Bizarre Space Experiment Reveals What Bach Sounds Like When Played on Venus and Mars
Sound could illuminate the final frontier.
As we seek to get a deeper understanding of the known objects in the Solar System, under-utilized senses may become a critical asset. Take sound, for instance.
Sound can be an approach to model data. It can portray the motion of hot gas as it responds to lighting on Saturn. In one technique called sonification, information from space telescopes can be put to musical sounds.
But there’s nothing quite like the real deal. In 2021, NASA’s Perseverance rover began to capture sounds from Mars. In a way, hearing a dust devil roaming over the alien landscape, along with the whirring of the wind, the flight of the first working helicopter on another planet, and a laser boring into Martian rocks feels slightly familiar.
But, obviously, they aren’t quite the same as their sonic counterparts would sound on Earth. This is a point highlighted by a panel at the 184th Meeting of the Acoustical Society of America on Thursday, where researcher Timothy Leighton, a professor of ultrasonics at the University of Southampton, and colleagues used available data on four Solar System worlds — Earth, Mars, Venus, and Saturn’s moon Titan — to show how sound changes from world to world.
As part of the session “Acoustic Sensing in Planetary Environments”, Leighton describes a software he created that can distort the human voice and other sounds to the predictions of what they’d sound like on other planets, based largely on atmospheric pressure. The point of this exercise, he tells Inverse, is to inspire a sense of awe and urgency about the perplexities of sound across the Solar System.
Soon-to-fly missions like NASA’s Europa Clipper will launch with a hardy suite of science instruments. Though this potentially-habitable world has been studied several times, there’s always more to learn.
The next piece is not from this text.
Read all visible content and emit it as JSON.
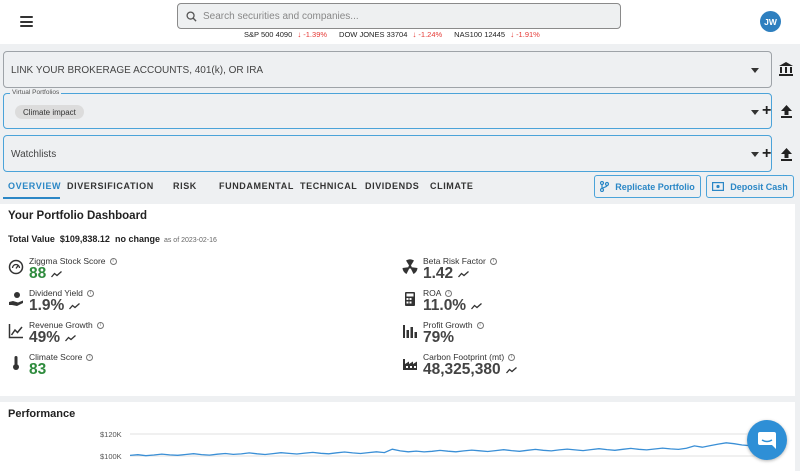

One project scientist from the Clipper mission, Don Blankenship, thinks that microphones would be a nifty tool to use down the line. The spacecraft, launching next year, is not a landing mission, and will have plenty on its plate as it performs challenging flybys amidst the most perilous radiation environment in the Solar System, found around Jupiter. But microphones could eventually be a fantastic tool.
If the team wanted to know what Europa sounded like, the microphone would have to be able to do “everything,” Blankenship tells Inverse.
“Ice has an amazing capacity to propagate sound over very long distances without much attenuation (energy decay), which means that the sound from local cracking in the near-surface could be deafening and that sound from very deep cracking (even very small ones) could be detectable at very great distances,” Blankenship says.
Ahead of Leighton’s software development, he transformed Earthly recordings into audio clips of what they’d sound like on Venus, Mars, and Saturn’s moon Titan.
Titan is the most distant object ever visited by NASA. In 2005, the European Huygens landed on the surface of the frigid world, and it recorded about three hours of observations during descent and after touchdown. “If [Huygens] had had its back to a babbling brook, a microphone might have perhaps heard that,” Leighton says.
The warped audios that Leighton created account for how the alien environments would change the physics encountered by the sound’s producer — in each case, reality is suspended and it’s assumed that the vocal cords and the musical instruments are indestructible where they are.
On Venus, for example, Leighton says that vocal cords would have to work against the planet’s thick atmosphere. This would bring the pitch down, and even a child’s voice sounds quite bass.
Leighton’s goal is twofold, he says. First, he’d like to inspire the imagination. After all, sound can elicit a very personal feeling connecting us deeply to our surroundings. Second, he’d like to showcase the value of knowing how to interpret sound recordings from other worlds to account for local distortions that would signal one reality if they were coming from Earth, but which arise from another set of conditions someplace else. Ultimately, sound is an interpretation.
Take for instance, being underwater. Leighton says that if a swimmer is under the water’s surface in a pool, and someone is speaking on land, most of the sound would bounce off the liquid surface. This is a similar phenomenon that scientists encountered with NASA’s InSight mission when they’d try to listen to quakes below Mars’ surface, and would notice seismic waves that bounced off the surface of the Red Planet’s liquid core.
But if the person splashes into the pool, the swimmer already below the water’s surface may not just hear it with their ears, but with their bodies, too, Leighton says.
Back to the babbling brook of methane and ethane that Leighton envisioned on Titan when Huygens probe landed. In addition to our visceral reactions to that alien sound, such an audio file would also carry a lot of useful information. Bubbles in a stream of water are created when the water encounters different-sized rocks, Leighton says, and when each bubble bursts, “it sings one note.”
Maybe someday we’ll put our ears to the Universe in new creative ways.